Most businesses’ needs were financial, so one of the team’s first actions was to offer low-interest loans. These were provided through the Vermont Small Business Development Center and the Small Business Association, according to Sloan.

The businesses the team plans to reach out to all have fewer than five employees. The team also hopes to provide these businesses with volunteer repairs, business strategies from Tuck School of Business professors and a network through which they can reach out to other businesses, according to Sloan.

“Small businesses feel like they’ve been overlooked a little bit,” Sloan said. “We’re going to be working with them on a very individualized basis.”

Although many business needs are mainly financial, existing grant programs are small, and asking for additional loans may not be feasible, according to Sam Harvey, the long-term disaster relief coordinator at Southeastern Vermont Community Action.
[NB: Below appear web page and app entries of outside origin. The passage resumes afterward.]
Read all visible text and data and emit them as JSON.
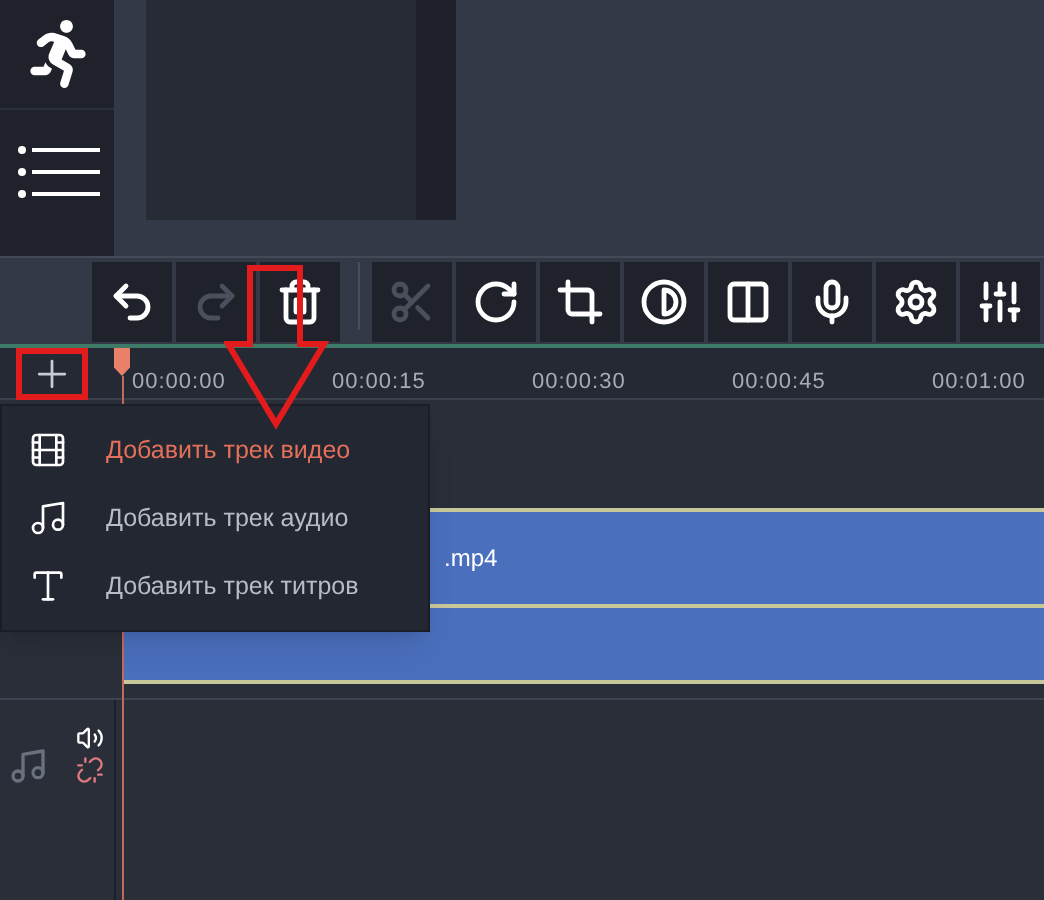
{
  "toolbar": {
    "tools": [
      {
        "kind": "undo",
        "disabled": false
      },
      {
        "kind": "redo",
        "disabled": true
      },
      {
        "kind": "delete",
        "disabled": false
      },
      {
        "kind": "cut",
        "disabled": true
      },
      {
        "kind": "rotate",
        "disabled": false
      },
      {
        "kind": "crop",
        "disabled": false
      },
      {
        "kind": "color",
        "disabled": false
      },
      {
        "kind": "split",
        "disabled": false
      },
      {
        "kind": "record",
        "disabled": false
      },
      {
        "kind": "settings",
        "disabled": false
      },
      {
        "kind": "equalizer",
        "disabled": false
      }
    ]
  },
  "ruler": {
    "timecodes": [
      "00:00:00",
      "00:00:15",
      "00:00:30",
      "00:00:45",
      "00:01:00"
    ]
  },
  "add_menu": {
    "items": [
      {
        "kind": "video",
        "label": "Добавить трек видео",
        "selected": true
      },
      {
        "kind": "audio",
        "label": "Добавить трек аудио",
        "selected": false
      },
      {
        "kind": "titles",
        "label": "Добавить трек титров",
        "selected": false
      }
    ]
  },
  "timeline": {
    "clip": {
      "name": ".mp4"
    }
  }
}
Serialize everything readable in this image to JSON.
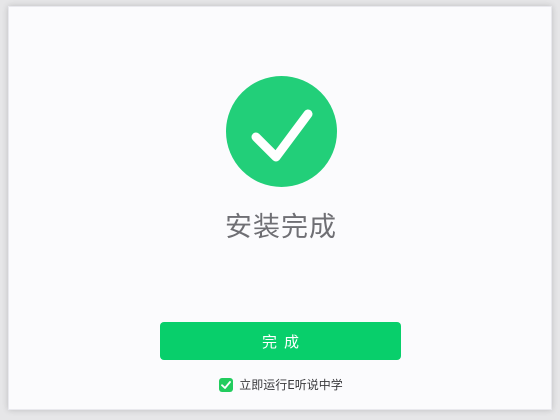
{
  "install": {
    "title": "安装完成",
    "finish_label": "完成",
    "launch_checkbox": {
      "label": "立即运行E听说中学",
      "checked": true
    }
  },
  "colors": {
    "success_circle": "#22cf79",
    "button": "#08cf6b",
    "checkbox": "#22cc5e",
    "title_text": "#6f6f74"
  },
  "icons": {
    "success": "check-circle-icon",
    "checkbox_mark": "check-icon"
  }
}
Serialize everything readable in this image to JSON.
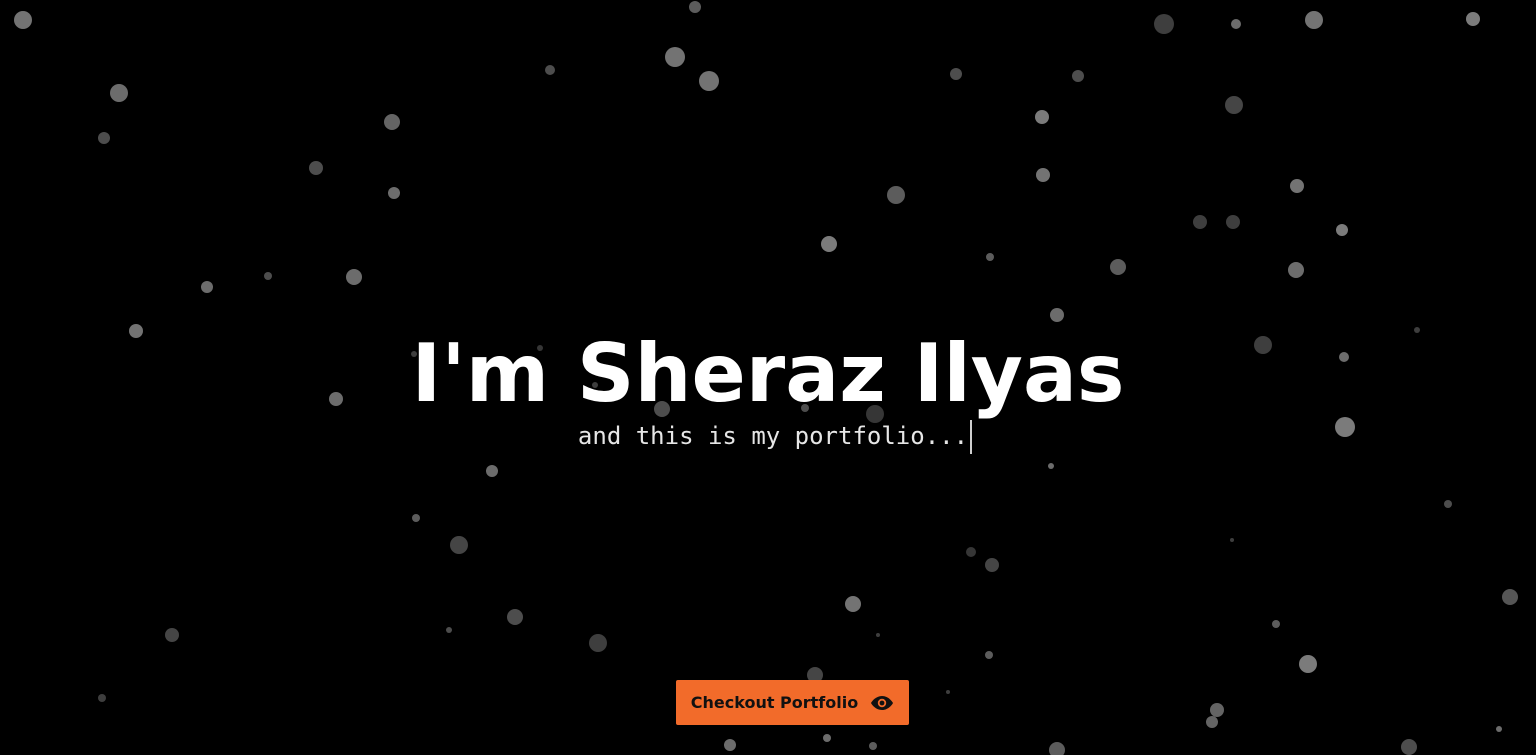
{
  "hero": {
    "title": "I'm Sheraz Ilyas",
    "subtitle": "and this is my portfolio..."
  },
  "cta": {
    "label": "Checkout Portfolio",
    "icon": "eye-icon"
  },
  "colors": {
    "background": "#000000",
    "title": "#ffffff",
    "subtitle": "#e6e6e6",
    "accent": "#f26b2a",
    "particle": "#9a9a9a"
  }
}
“A lot of [small businesses] took on loans just to get started in the first place, so while it’s presented as an option, for a lot of them the answer is, No. We can’t take on many more loans,'” he said. “The next question is, How do we get creative with our solutions?'”

There are fewer solutions and resources available for businesses than there are for individuals because FEMA only provides help for damaged homes and not businesses, though many small local businesses focusing on services such as landscaping or carpentry are run from families’ homes or garages and may still need structural repairs, according to Harvey.

“The businesses get lost in that shuffle,” he said. “You don’t have to look very far to see which ones have been impacted.”

The closure rates in the Upper Valley post-Hurricane Irene seem to be low, however, according to business owners interviewed by The Dartmouth.

“I did not have any damage, but business slowed down a lot,” Janice Hubbard, owner of My Stained Glass Store in White River Junction, said. “I’m sure it hurt everybody as far as people weren’t coming out to shop, but no one around me was hurt so much that they had to close their business.”

Other owners of specialty stores also found that people were not interested in buying their goods after the storm, according to White River Junction business owner Mark Estes, president of Junction Frame Shop.

“Picture framing wasn’t on the top of the minds of people in the area at the time,” Estes said. “Last year was a down year even prior to Irene’s arrival, though I can say that this year has picked up.”

For business owners in Queechee, Vt., the closing of the Queechee Bridge and the lack of tourists during the fall foliage season created additional obstacles to recovery, according to Tony Baptagalia, owner of the Route 4 Country Store and Vermont Chocolatiers. While he spoke with the Small Business Support Team, Baptagalia did not use its resources.

“Ours was primarily an economic impact with a loss of customers,” he said. “The people who had physical damages were more involved [with the team].”

There was flooding in Queechee’s downtown area, and some “mom and pop” stores have gone out of business, according to Sharon Hamberger, owner of the Queechee Country Store.

“It’s difficult to pay the bills without business,” she said. “We were greatly impacted because the fall is our number one season. We’re still feeling it.”